Did you know? Our upper level physics courses are small, ranging from five to 15 students, to allow for close interaction and personal attention.
The Department of Physics and Astronomy offers a strong, in-depth education. Students are prepared to participate in active undergraduate research with physics faculty, and each year a number of physics majors are awarded summer research fellowships at various universities across the country. Upon graduation, physics majors are well prepared for positions in industry and government, for teaching high school, or to pursue further education in graduate or professional schools. Visit the department's web site.
- Doctoral faculty with credentials in astronomy, plasma physics, surface physics, optics, computer modeling and teacher education
- Laboratory computers for data acquisition and analysis
- Plasma physics laboratory with complex plasma experiment
- Laser optics laboratory for producing holograms
- Machine shop for making laboratory equipment
- 12-inch Schmidt-Cassegrain telescope
- Networked astronomy computer cluster for analyzing Hubble space telescope data
- New astronomical observatory with multiple computer-controlled telescopes
The department of physics and astronomy is located in the Science Annex, which is connected to the Meyer Hall of Science. The facility includes modern research laboratories, classrooms, student laboratories, a machine shop and computer facilities. A new astronomical observatory is located on campus within walking distance from the physics complex of labs and offices.

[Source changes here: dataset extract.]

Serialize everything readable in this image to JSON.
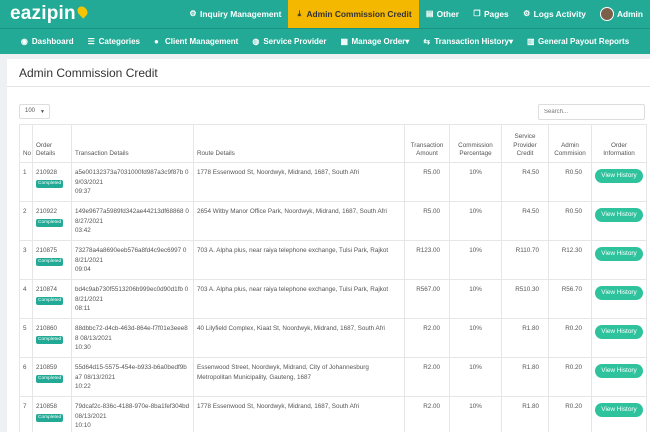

Astronomy Club, Sigma Pi Sigma Honor Society, Society of Physics Students
Recent career placements
- Ohio State University; Pennsylvania State University; Massachusetts Institute of Technology; New Mexico State University; Cleveland State University, University of Toldeo, etc. – graduate studies in physics or medical physics;
- High schools in Ohio – physics teacher;

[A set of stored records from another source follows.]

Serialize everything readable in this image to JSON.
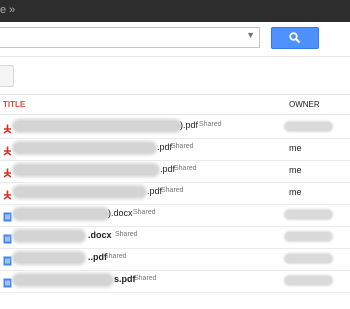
{
  "topbar": {
    "text": "e »"
  },
  "search": {
    "value": "",
    "arrow": "▼"
  },
  "columns": {
    "title": "TITLE",
    "owner": "OWNER"
  },
  "rows": [
    {
      "icon": "pdf-icon",
      "ext": ").pdf",
      "shared": "Shared",
      "owner": ""
    },
    {
      "icon": "pdf-icon",
      "ext": ".pdf",
      "shared": "Shared",
      "owner": "me"
    },
    {
      "icon": "pdf-icon",
      "ext": ".pdf",
      "shared": "Shared",
      "owner": "me"
    },
    {
      "icon": "pdf-icon",
      "ext": ".pdf",
      "shared": "Shared",
      "owner": "me"
    },
    {
      "icon": "doc-icon",
      "ext": ").docx",
      "shared": "Shared",
      "owner": ""
    },
    {
      "icon": "doc-icon",
      "ext": ".docx",
      "shared": "Shared",
      "owner": ""
    },
    {
      "icon": "doc-icon",
      "ext": "..pdf",
      "shared": "Shared",
      "owner": ""
    },
    {
      "icon": "doc-icon",
      "ext": "s.pdf",
      "shared": "Shared",
      "owner": ""
    }
  ],
  "colors": {
    "accent": "#4d90fe",
    "title_header": "#dd4b39",
    "pdf": "#d93025",
    "doc": "#4285f4"
  }
}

Battelle, Columbus, Ohio – research physicist;
Honda Marysville, Ohio – research physicist;
Astronautics Coporation, Milwaukee, Wis. – research physicist;
U.S. Air Force
Excellent career opportunities for ONU physics majors start while students are still in college. Our students have been extremely successful in acquiring paid summer research fellowships. Physics students generally complement their degrees with backgrounds in mathematics, chemistry, astronomy or computer science, leading to career opportunities in research, industrial science, astronomy, medical physics, computational physics, biophysics, geophysics or high school teaching. (According to salary.com, physicists are the best-paid scientists by a significant margin.)